Much to the chagrin of my AP English teacher, I’d have to say that Stan Lee is one of the writers I’ve read the most. Part of that is due to my obsession with Spider-Man comic books at a young age and into my early teens with Marvel reprinted the entire Lee/Steve Ditko run of Amazing Spider-Man in Marvel Tales. And part of that is because Stan Lee wrote a LOT of comic books.
So, I was saddened to hear that Lee passed away yesterday at the age of 95. For some reason, like many of the Marvel characters he created, I just felt like Stan would live forever. And maybe through his creations like Spider-Man, the Fantastic Four, the X-Men, and so many other iconic characters he will. And his impact on pop culture is undeniable — and it’s only grown over the last decade as the Marvel Studios movies have become the biggest pop culture events on the planet.
Lee was the face and voice of Marvel for such a long time.
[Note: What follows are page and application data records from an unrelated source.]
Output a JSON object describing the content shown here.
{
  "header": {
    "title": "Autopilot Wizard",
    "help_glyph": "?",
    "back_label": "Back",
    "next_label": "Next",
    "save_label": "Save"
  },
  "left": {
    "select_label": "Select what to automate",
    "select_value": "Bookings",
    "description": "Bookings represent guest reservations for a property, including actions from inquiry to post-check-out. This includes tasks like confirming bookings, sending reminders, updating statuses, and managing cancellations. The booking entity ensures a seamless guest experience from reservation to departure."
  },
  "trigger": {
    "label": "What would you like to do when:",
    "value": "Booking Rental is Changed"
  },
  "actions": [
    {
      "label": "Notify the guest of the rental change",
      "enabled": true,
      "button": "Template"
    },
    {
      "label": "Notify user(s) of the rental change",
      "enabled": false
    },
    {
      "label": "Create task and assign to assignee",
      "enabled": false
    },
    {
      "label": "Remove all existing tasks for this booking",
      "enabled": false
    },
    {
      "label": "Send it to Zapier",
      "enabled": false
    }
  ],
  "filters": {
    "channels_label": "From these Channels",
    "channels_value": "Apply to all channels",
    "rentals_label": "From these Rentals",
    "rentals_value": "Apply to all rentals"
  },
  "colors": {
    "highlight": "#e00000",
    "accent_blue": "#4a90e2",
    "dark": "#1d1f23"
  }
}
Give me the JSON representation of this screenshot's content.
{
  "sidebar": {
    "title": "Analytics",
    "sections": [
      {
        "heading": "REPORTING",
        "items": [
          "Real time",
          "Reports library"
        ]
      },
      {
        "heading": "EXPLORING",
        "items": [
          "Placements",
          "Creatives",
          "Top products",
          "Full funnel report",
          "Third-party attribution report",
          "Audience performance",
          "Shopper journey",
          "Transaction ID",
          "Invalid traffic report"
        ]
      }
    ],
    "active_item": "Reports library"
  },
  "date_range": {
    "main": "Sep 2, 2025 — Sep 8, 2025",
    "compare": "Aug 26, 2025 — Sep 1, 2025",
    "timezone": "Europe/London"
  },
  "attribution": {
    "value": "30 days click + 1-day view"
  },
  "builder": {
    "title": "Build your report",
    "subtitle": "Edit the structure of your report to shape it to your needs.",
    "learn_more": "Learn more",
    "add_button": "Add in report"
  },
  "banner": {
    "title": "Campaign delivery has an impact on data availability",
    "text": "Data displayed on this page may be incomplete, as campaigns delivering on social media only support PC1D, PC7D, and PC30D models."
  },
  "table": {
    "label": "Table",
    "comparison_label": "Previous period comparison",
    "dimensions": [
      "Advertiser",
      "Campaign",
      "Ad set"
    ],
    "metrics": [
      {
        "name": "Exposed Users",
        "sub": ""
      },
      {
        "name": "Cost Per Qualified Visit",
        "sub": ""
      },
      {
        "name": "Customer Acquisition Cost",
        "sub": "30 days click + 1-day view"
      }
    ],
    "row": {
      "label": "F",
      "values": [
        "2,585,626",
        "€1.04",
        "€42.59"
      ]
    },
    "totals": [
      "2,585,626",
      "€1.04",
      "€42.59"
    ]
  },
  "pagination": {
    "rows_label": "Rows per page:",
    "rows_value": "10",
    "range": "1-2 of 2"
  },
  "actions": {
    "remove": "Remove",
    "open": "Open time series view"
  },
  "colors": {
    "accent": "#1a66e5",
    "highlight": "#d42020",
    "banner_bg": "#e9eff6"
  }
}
And while he hasn’t been actively involved in that role in a long time, it’s still hard to imagine that we won’t get a new story by Stan for one of his iconic creations the next time he or she celebrates a milestone issue count or anniversary. Lee had a fertile imagination and while not every comic he wrote was a classic, he had more hits than misses. Listening to his distinctive voice in interviews, I know he wanted to write the “great American novel.” But maybe with the creation of a pantheon of heroes and villains that will continue on for decades to come, he wrote something greater.
I hope that Avengers 4 was able to film a cameo by Lee before his passing. Even so, it will be sad to know that Marvel Studios movies after a certain point will no longer see Lee making his trademark cameo any longer.
But for all the wonderful stories and memories he gave me, I say thank you to Stan Lee. And may you rest in peace.
As Stan would say, Excelsior!
After penning a hundred issues, Stan Lee turns the reigns over to writer Roy Thomas (at least for a couple of issues) and there’s a perceptible change in the storytelling quality.
Seeking to cure himself of being Spider-Man in order to have a normal life, Peter Parker downs an untested serum, falls into a deep sleep (in which we are treated to a summary of Peter Parker/Spider-Man’s life up to now) and wakes up with six arms. Horrified by what he’s done, Peter scrambles to find a cure all while battling new threat Morbius the vampire and the return of the Lizard.
Another arc centers on Flash Thompson’s return from Vietnam and the fall-out from his attempting to do the right thing for a group of villagers. The arc starts well for Flash but quickly goes in an entirely less than politically correct direction for the remainder of its run.
Then Spidey and company are off to Antartica to find Ka-Zar’s forgotten world and deliver a photo feature that will save circulation at the Daily Bugle. (Interesting to see that newspapers were having issues with circulation back then and not just as we continue to explore the digital age). Gwen Stacey tags along as a model, which complicates things when Peter has to go all Spider-Man to battle Kraven the Hunter as well as various prehistoric beasts that inhabit the area. Continue reading
Stan Lee always wrote his comics as if each issue was someone’s first entry into the universe of that particular hero or team of heroes. So there are times reading any collected edition of his works that you may feel like the story is repeating itself a great deal or going back to reflect on the origin of whatever hero or team he’s chronicling.
And while that happens a bit in this collection of The Amazing Spider-Man, it’s hard to find a few gems from a creative team that was firmly in a grove at this point. Collecting issues 88 to 99 of the original run, Spidey does battles some classic and not-so-classic foes all while Peter Parker’s life is upended by his decision to continue being Spider-Man. The collection includes a couple of pivotal events in the life of Spider-Man from the death of Captain Stacy to the infamous drug addiction storyline that Marvel had the courage to print without the endorsement of the comic code authority. Re-reading this story now, it seems a bit light-weight and a bit like something you’d see on a daytime drama. But looked at through the prism of when it was published, it’s downright revolutionary and hard-hitting. Continue reading